It is to Mr President that we look to make this work. The Central Bank of Nigeria, its so called independence notwithstanding, is still answerable to Mr President in many ways, thus, a strong stance from Mr President about compliance by money deposits banks to the CBN on the matter of limited withdrawals will certainly have effect because that will translate to consequences for bad behaviors for bankers. 

Beyond this is the troubling prospect of our Naira exchange rate. Again, it is to the banks that I lay the gauntlets. Once our banks are ready and willing to work in conformity with global best practices in this regard, we will certainly see improvements in the value of the Naira. This should start with a deliberate policy of de-dollarisation of the Nigerian economy. Every local transaction must be quoted in Naira.

Associated with this is that domiciliary account which must only receive inflow by transfer except the depositor is willing to explain the source(s) of the cash deposits which must align with stated official sources. This has to be the principle in the management of domiciliary accounts.
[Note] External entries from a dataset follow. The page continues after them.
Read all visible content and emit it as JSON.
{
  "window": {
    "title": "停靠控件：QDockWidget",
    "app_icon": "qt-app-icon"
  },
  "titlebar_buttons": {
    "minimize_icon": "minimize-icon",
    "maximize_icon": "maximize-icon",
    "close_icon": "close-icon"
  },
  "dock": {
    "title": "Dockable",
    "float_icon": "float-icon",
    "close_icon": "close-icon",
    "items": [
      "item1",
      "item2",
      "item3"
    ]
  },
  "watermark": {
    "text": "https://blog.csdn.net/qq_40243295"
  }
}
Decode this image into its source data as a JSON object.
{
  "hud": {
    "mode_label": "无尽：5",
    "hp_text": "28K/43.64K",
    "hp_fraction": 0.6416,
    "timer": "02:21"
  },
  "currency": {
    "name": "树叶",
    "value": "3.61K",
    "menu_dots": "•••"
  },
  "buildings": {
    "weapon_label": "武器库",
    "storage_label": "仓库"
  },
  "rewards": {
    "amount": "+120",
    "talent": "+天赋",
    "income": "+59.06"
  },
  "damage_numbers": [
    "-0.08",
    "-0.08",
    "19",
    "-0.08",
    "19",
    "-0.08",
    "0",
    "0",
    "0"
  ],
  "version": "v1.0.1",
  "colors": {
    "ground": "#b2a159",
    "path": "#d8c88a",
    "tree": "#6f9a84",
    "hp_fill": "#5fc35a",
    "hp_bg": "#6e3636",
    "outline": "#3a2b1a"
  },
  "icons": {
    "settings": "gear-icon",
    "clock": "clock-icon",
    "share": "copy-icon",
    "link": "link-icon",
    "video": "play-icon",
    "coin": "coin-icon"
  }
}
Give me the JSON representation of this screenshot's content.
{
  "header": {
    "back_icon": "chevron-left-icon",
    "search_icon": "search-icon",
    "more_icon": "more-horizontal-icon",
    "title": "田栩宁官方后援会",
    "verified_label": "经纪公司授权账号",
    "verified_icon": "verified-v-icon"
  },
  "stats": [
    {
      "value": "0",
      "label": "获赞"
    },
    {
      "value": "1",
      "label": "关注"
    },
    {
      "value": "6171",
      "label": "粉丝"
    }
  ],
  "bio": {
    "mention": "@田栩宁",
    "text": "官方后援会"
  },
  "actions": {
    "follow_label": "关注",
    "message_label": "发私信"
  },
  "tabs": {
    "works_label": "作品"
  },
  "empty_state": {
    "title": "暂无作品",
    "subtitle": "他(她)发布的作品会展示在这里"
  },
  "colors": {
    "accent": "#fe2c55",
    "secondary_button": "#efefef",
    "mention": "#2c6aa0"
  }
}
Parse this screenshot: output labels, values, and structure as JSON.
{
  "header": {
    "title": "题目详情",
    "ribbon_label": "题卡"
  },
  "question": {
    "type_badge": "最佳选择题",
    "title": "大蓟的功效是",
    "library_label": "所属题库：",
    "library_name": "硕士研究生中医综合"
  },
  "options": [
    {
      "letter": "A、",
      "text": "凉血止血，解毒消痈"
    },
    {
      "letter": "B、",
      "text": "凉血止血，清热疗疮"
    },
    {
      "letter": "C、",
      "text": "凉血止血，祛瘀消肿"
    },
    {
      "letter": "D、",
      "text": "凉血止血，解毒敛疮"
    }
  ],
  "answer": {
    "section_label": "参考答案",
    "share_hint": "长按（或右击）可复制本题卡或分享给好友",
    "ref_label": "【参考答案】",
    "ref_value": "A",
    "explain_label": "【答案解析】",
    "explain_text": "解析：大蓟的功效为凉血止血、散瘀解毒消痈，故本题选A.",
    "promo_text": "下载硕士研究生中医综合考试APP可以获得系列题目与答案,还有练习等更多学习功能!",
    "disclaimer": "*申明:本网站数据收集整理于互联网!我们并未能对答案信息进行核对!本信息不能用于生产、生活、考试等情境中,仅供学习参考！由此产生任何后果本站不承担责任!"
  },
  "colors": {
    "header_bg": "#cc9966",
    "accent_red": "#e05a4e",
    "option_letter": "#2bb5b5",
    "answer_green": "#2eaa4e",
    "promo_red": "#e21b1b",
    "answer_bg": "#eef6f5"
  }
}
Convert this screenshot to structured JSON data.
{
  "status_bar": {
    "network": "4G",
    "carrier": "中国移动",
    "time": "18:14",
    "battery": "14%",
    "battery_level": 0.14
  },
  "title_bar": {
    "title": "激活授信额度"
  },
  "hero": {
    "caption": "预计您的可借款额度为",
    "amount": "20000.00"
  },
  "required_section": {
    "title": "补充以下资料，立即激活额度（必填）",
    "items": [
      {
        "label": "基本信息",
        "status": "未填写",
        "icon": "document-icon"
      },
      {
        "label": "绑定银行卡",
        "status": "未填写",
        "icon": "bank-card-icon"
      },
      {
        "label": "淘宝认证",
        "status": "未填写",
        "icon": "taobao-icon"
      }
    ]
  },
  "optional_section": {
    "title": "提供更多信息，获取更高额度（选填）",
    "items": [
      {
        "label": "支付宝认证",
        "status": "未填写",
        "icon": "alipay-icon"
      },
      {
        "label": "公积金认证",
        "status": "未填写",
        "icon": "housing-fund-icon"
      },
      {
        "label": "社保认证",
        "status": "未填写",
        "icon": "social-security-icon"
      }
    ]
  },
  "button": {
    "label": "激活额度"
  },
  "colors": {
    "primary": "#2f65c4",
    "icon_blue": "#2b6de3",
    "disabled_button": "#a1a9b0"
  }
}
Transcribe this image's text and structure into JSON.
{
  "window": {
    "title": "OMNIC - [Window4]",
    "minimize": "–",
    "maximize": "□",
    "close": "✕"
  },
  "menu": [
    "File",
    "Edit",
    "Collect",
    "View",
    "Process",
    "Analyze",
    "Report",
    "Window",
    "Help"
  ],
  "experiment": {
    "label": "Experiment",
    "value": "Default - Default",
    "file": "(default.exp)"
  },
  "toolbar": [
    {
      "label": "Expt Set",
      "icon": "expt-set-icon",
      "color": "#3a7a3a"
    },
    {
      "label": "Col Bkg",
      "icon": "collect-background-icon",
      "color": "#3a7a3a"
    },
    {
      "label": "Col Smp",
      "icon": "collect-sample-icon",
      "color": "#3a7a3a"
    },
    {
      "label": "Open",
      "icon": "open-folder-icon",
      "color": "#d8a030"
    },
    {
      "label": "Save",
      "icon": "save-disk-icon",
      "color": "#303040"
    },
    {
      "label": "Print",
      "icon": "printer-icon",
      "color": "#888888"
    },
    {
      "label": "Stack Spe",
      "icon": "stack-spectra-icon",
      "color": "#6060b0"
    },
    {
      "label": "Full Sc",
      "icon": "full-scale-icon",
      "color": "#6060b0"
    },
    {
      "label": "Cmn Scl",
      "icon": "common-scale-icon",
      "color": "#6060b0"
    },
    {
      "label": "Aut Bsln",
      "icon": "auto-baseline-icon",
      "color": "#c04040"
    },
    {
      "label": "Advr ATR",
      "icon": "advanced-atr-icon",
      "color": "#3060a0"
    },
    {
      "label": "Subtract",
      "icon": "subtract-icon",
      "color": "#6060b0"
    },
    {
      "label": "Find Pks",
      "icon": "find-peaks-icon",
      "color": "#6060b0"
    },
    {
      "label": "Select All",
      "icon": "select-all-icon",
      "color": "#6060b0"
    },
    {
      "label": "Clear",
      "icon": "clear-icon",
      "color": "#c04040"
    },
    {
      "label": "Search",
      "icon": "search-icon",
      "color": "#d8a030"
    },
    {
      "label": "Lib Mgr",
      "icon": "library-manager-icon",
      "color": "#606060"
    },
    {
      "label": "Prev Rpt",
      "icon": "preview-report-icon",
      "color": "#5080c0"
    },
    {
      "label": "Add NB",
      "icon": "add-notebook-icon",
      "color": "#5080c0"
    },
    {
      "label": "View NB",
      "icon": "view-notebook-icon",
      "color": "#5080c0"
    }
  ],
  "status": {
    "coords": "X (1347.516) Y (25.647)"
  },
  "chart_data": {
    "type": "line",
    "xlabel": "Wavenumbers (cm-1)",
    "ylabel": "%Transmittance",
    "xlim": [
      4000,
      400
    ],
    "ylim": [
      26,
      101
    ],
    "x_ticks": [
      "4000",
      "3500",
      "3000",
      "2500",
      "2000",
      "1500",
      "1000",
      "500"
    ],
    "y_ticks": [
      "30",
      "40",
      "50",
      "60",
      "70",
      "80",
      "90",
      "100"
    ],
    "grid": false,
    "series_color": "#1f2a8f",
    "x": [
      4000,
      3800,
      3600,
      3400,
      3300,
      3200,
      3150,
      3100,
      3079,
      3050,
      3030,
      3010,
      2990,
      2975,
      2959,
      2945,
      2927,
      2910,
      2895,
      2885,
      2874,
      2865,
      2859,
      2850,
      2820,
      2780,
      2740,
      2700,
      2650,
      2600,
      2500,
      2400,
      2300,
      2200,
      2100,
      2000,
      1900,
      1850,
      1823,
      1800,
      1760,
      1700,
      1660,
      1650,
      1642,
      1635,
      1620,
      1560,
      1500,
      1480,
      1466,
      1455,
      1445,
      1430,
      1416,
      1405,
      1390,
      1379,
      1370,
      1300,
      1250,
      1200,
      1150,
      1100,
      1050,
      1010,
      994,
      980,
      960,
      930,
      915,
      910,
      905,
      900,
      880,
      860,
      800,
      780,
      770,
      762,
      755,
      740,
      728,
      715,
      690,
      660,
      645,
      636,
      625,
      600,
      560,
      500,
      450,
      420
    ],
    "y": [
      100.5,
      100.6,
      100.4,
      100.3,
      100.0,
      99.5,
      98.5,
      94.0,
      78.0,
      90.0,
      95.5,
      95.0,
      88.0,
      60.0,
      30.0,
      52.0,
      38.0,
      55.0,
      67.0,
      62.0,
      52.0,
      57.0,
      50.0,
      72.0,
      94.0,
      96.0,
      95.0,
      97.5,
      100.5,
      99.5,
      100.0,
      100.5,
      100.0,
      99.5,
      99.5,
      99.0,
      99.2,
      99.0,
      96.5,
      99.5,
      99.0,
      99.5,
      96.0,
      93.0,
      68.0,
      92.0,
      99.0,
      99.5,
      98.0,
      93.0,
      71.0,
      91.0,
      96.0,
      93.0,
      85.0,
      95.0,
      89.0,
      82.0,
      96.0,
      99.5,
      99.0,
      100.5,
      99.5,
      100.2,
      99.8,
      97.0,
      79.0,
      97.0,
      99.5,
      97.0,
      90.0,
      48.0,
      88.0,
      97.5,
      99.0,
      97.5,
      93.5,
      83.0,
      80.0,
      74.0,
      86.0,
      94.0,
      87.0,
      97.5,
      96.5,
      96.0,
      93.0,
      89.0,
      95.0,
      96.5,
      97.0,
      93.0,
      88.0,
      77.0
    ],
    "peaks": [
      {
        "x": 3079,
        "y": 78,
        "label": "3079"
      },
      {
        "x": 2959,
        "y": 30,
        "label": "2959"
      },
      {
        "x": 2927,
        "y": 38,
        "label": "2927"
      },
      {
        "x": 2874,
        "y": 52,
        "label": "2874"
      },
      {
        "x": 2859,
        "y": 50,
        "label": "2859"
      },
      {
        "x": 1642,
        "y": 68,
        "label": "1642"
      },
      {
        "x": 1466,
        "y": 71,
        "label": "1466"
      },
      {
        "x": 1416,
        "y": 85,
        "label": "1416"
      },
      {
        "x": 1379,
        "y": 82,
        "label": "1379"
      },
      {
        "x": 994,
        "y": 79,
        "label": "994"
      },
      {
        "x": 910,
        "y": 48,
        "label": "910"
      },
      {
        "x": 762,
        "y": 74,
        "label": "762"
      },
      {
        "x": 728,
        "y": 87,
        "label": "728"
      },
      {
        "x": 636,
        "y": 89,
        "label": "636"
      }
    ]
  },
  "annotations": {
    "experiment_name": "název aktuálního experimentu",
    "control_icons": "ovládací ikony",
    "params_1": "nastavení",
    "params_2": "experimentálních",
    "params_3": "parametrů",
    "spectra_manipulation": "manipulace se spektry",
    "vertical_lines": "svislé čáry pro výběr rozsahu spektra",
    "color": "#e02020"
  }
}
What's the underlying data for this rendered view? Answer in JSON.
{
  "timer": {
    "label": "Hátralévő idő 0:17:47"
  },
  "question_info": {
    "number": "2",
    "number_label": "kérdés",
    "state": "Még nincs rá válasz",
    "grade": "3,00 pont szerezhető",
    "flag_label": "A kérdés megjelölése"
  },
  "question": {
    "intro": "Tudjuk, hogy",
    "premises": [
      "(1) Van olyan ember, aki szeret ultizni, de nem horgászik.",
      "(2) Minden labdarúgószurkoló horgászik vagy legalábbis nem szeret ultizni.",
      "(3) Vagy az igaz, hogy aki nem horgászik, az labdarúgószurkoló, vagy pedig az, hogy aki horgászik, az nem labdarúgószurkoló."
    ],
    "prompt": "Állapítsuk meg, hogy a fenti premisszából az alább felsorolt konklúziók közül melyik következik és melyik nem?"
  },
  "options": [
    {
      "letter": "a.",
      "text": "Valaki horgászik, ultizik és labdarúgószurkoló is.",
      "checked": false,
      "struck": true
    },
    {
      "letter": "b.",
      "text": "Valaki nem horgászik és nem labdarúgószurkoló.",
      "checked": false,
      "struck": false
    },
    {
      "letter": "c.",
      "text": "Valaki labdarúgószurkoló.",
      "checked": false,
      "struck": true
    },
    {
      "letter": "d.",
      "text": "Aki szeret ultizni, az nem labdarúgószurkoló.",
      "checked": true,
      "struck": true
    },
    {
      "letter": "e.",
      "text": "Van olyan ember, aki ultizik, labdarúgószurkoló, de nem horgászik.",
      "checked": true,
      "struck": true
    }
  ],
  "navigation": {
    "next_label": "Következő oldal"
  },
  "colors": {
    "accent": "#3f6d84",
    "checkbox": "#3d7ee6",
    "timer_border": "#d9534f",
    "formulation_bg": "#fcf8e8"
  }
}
The present practice of allowing cash deposits into dom-accounts is to create a trading and store of value characterisations of dollar to Naira transactions.

We have seen situations where banks and individuals purchase Dollar in the parallel market to either hedge against inflation as a store of value or to offload as soon as the local currency depreciates to a targeted threshold. These are huge reasons for the speedy declining value of the Naira relative to the Dollar and must be stopped.

The objective of this article is to direct the attention of Mr President to managing our internal economic trajectories so as to conserve the limited foreign exchange we earn at the moment to strengthen the value of the local currency while working on boosting foreign exchange inflow into the economy in the foreseeable future. 

Nze Chidi Duru (OON), is a serial entrepreneur and Deputy National Organising Secretary of the All Progressives Congress